Halfway through the season, Leodis McKelvin is leading the NFL in punt returns and is third in the league in returning kickoffs. Sad as it is to contemplate, he's probably the only Bill with a good shot at being named to the Pro Bowl.

But McKelvin doesn't want to talk about the Pro Bowl now. He's more concerned about winning games. Five years into an otherwise disappointing career, he resents the fact that he's come to be defined by his fine work on special teams.

“Of course,” McKelvin said Wednesday. “I'm a cornerback.”

This Sunday in New England, in fact, he'll be a starting cornerback. For the first time this year, and only the second time since early last season, McKelvin will be lining up as the starting left corner when the Bills take on Tom Brady and the high-powered Pats' offense.

McKelvin has been tossed into the fire because of injuries to Aaron Williams and backup Terrence McGee. It's understandable if Bills fans feel a bit of ambivalence about his promotion. Williams has been a wreck at corner in his second pro season. Any change would be welcome at this point.

But turning to McKelvin is like replacing a flat tire with a bald, half-filled spare. You have no choice but to throw it on and hope it holds up until you can find a better option.

There's a reason Williams was ahead of him on the depth chart. McKelvin was the more established failure. The current regime inherited him. They drafted Williams in the second round, as the 34th overall pick of the 2011 draft.

You have to admire McKelvin, for one thing. The guy never loses his confidence. It doesn't matter how many receivers beat him for touchdowns, or how many times he has position and still gets beat. He has unshakable belief and a defensive back's most enduring quality – a short memory.

“Lose confidence?” McKelvin said. “That's something a cornerback isn't supposed to do. Everybody is human. We're all human. Things happen. You get a pass caught on you. You just can't let it bother you. You've got to win the majority of your battles out there on the field.

“I mean, if you're not confident in yourself,” he said, “why should you play this game? I'm very confident in my ability to play, no matter what it is, special teams or defense.”

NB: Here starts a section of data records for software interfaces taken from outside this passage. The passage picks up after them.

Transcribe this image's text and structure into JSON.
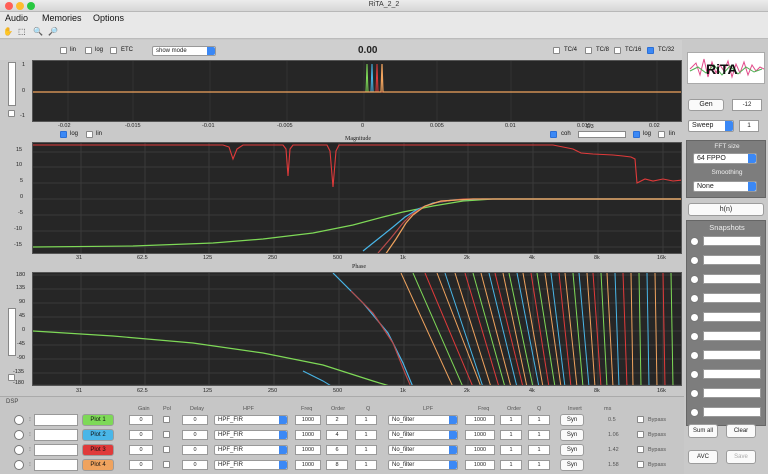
{
  "window": {
    "title": "RiTA_2_2"
  },
  "menu": [
    {
      "id": "audio",
      "label": "Audio",
      "x": 5
    },
    {
      "id": "memories",
      "label": "Memories",
      "x": 42
    },
    {
      "id": "options",
      "label": "Options",
      "x": 93
    }
  ],
  "top_panel": {
    "lin_label": "lin",
    "log_label": "log",
    "etc_label": "ETC",
    "mode_select": "show mode",
    "value_readout": "0.00",
    "tc": [
      {
        "label": "TC/4",
        "on": false
      },
      {
        "label": "TC/8",
        "on": false
      },
      {
        "label": "TC/16",
        "on": false
      },
      {
        "label": "TC/32",
        "on": true
      }
    ],
    "y_ticks": [
      "1",
      "0",
      "-1"
    ],
    "x_ticks": [
      "-0.02",
      "-0.015",
      "-0.01",
      "-0.005",
      "0",
      "0.005",
      "0.01",
      "0.015",
      "0.02"
    ]
  },
  "mid_controls": {
    "log_label": "log",
    "lin_label": "lin",
    "coh_label": "coh",
    "log2_label": "log",
    "lin2_label": "lin",
    "slider_value": "1/3"
  },
  "magnitude_panel": {
    "title": "Magnitude",
    "y_ticks": [
      "15",
      "10",
      "5",
      "0",
      "-5",
      "-10",
      "-15"
    ],
    "x_ticks": [
      "31",
      "62.5",
      "125",
      "250",
      "500",
      "1k",
      "2k",
      "4k",
      "8k",
      "16k"
    ]
  },
  "phase_panel": {
    "title": "Phase",
    "y_ticks": [
      "180",
      "135",
      "90",
      "45",
      "0",
      "-45",
      "-90",
      "-135",
      "-180"
    ],
    "x_ticks": [
      "31",
      "62.5",
      "125",
      "250",
      "500",
      "1k",
      "2k",
      "4k",
      "8k",
      "16k"
    ]
  },
  "right_panel": {
    "logo_text": "RiTA",
    "gen_label": "Gen",
    "gen_level": "-12",
    "sweep_select": "Sweep",
    "sweep_count": "1",
    "fft_label": "FFT size",
    "fft_select": "64 FPPO",
    "smoothing_label": "Smoothing",
    "smoothing_select": "None",
    "hn_button": "h(n)",
    "snapshots_label": "Snapshots",
    "snapshot_count": 10,
    "sum_all": "Sum all",
    "clear": "Clear",
    "avc": "AVC",
    "save": "Save"
  },
  "dsp": {
    "label": "DSP",
    "headers": [
      "Gain",
      "Pol",
      "Delay",
      "HPF",
      "Freq",
      "Order",
      "Q",
      "LPF",
      "Freq",
      "Order",
      "Q",
      "Invert",
      "ms"
    ],
    "rows": [
      {
        "plot": "Plot 1",
        "color": "#7ed957",
        "gain": "0",
        "delay": "0",
        "hpf": "HPF_FIR",
        "hfreq": "1000",
        "horder": "2",
        "hq": "1",
        "lpf": "No_filter",
        "lfreq": "1000",
        "lorder": "1",
        "lq": "1",
        "syn": "Syn",
        "ms": "0.5",
        "bypass": "Bypass"
      },
      {
        "plot": "Plot 2",
        "color": "#49b6e8",
        "gain": "0",
        "delay": "0",
        "hpf": "HPF_FIR",
        "hfreq": "1000",
        "horder": "4",
        "hq": "1",
        "lpf": "No_filter",
        "lfreq": "1000",
        "lorder": "1",
        "lq": "1",
        "syn": "Syn",
        "ms": "1.06",
        "bypass": "Bypass"
      },
      {
        "plot": "Plot 3",
        "color": "#e03a3a",
        "gain": "0",
        "delay": "0",
        "hpf": "HPF_FIR",
        "hfreq": "1000",
        "horder": "6",
        "hq": "1",
        "lpf": "No_filter",
        "lfreq": "1000",
        "lorder": "1",
        "lq": "1",
        "syn": "Syn",
        "ms": "1.42",
        "bypass": "Bypass"
      },
      {
        "plot": "Plot 4",
        "color": "#f0a35e",
        "gain": "0",
        "delay": "0",
        "hpf": "HPF_FIR",
        "hfreq": "1000",
        "horder": "8",
        "hq": "1",
        "lpf": "No_filter",
        "lfreq": "1000",
        "lorder": "1",
        "lq": "1",
        "syn": "Syn",
        "ms": "1.58",
        "bypass": "Bypass"
      }
    ]
  },
  "colors": {
    "green": "#7ed957",
    "blue": "#49b6e8",
    "red": "#e03a3a",
    "orange": "#f0a35e",
    "accent": "#3b88f5"
  }
}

I imagine Brady and the Pats are feeling fairly confident. The Pats have never lost to the Bills in Gillette Stadium. The Bills haven't won in New England since 2000. The Pats have won the last 12 second meetings between the AFC rivals in-season, outscoring the Bills, 344-99, over those dozen games.

Brady is 19-2 in his career against the Bills. He has thrown for 5,170 yards with 49 touchdowns and 18 interceptions. He's probably not crushed to hear McKelvin will start. Brady might send a limousine to the Bills' team hotel, just to make sure Leodis gets to Gillette on time.

McKelvin hasn't come close to justifying the Bills' decision to make him the 11th overall pick of the 2008 draft, and the first cornerback. He established himself as the starter in 2010, but lost the job to McGee – and then Williams – after playing poorly in the first five games a year ago.

There were questions about McKelvin's future coming into this season. He played well as a nickel in training camp. He lost the job to Justin Rogers after getting torched by the Jets' Jeremy Kerley in the opener.

He had an interception in the fourth quarter against the Browns. But for the most part, he has done his work on special teams. He returned a punt 88 yards for a TD against the Chiefs. He had an 80-yard punt return nullified by a penalty in San Francisco.

At 27 years old, in the final year of a five-year rookie contract that has paid him nearly $20 million, McKelvin knows he has a lot to prove.

“Oh, most definitely,” he said. “Every time you go out on the field, you've got something to prove. You've got something to prove to the guys that you're playing against. You've got something to prove to the guys you're playing with, and to the guys who trusted you to go out and perform.”

More than once, he mentioned “bad breaks” that have gone against him during his time with the Bills. He acts as if losing coverage or having a taller receiver snatch the ball from him in mid-air were mere incidents of misfortune, rather than inferior defensive play on his part.

Fans recollect with an unforgiving clarity. They will remember McKelvin as a gifted athlete who couldn't master the art of pass defense. For all the long returns, it's the one fateful decision they'll remember most, the late fumbled kickoff return that cost the Bills a victory on a Monday night in the 2009 opener in New England.

“You all won't ever let it go,” McKelvin said. “It's something that happened in the past. Just leave it in the past. I'm not worried about it. Hopefully, the people around this area aren't.”

Fair or not, it's the signature moment in McKelvin's career, and one of the jarring memories in the Bills' long run of failure in New England. The TV announcers are bound to cover it at some point Sunday. Bills fans can only hope that McKelvin manages to cover somebody, too.